Unwanted bot traffic in different sectors
The report surveyed 440 businesses across the travel, entertainment, eCommerce, financial services and telecoms sectors in the United States and the UK. It found that every sector had a substantial bot problem, with two-thirds of businesses detecting website attacks. 46% of respondents reported mobile apps had been attacked, and 23% – mostly in the financial services – said bots had attacked their APIs.
“Last year, a particularly tough one for legitimate businesses already operating with razor-thin margins thanks to an economic slump, was a bumper year for those who use bots to leech off of those businesses—especially from bad actors who looked to take advantage of a significant shift to online working and retail,” said Andy Still, CTO, Netacea.
While scalper bots—which automate the purchase of inventory such as game consoles and other limited availability goods faster than is possible for any legitimate user – continue to dominate headlines in 2021, businesses have been affected by all types of bots. These include account checker bots which use stolen usernames and passwords to take over accounts, sniper bots that monitor activity and swoop in at the last moment, and scraper bots that extract content and data from websites.
- Over 80% of businesses reported that customer satisfaction had been negatively affected by bot activity, in particular scalper and sniper bots.
- Only around 5% of security budgets are dedicated to bot mitigation, though for larger firms it’s a little higher, at up to 20%.
- Account checker bots are the most popular form of bot attacks, taking advantage of data breaches and leaked passwords to compromise customer accounts.

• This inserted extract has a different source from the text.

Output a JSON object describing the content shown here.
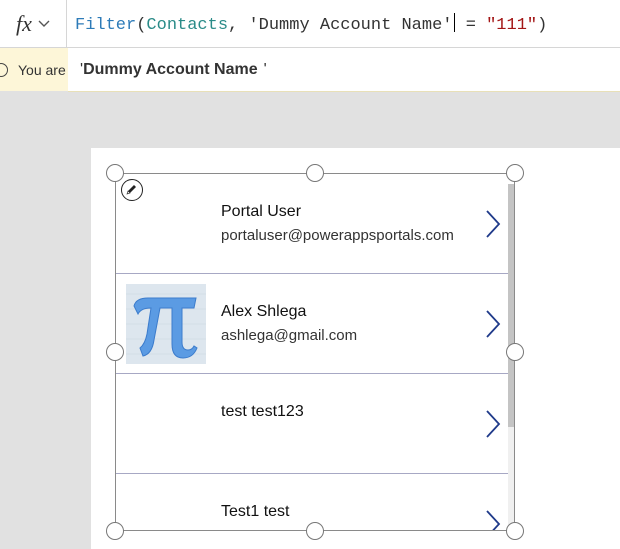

Most worrying is the time it takes to discover attacks. On average, more than 14 weeks pass between a successful attack and its detection, making it difficult to limit the damage done to a business’s customer satisfaction, reputation, and bottom line.
Still said: “While there is a greater awareness of the threat than in previous years, only 5% of security budgets are being used to target the problem. Businesses need to realise that bots are not a mere nuisance, but a genuine security threat—especially when a business is already struggling because of other factors.”
A previous research around the Genesis Market, an underground marketplace for stolen credentials, shows how sophisticated the industry is becoming. Those operating bots do so at a professional level, with consultants, help desks and highly specialised infrastructure providers accessible through covert forums, making bots widely available.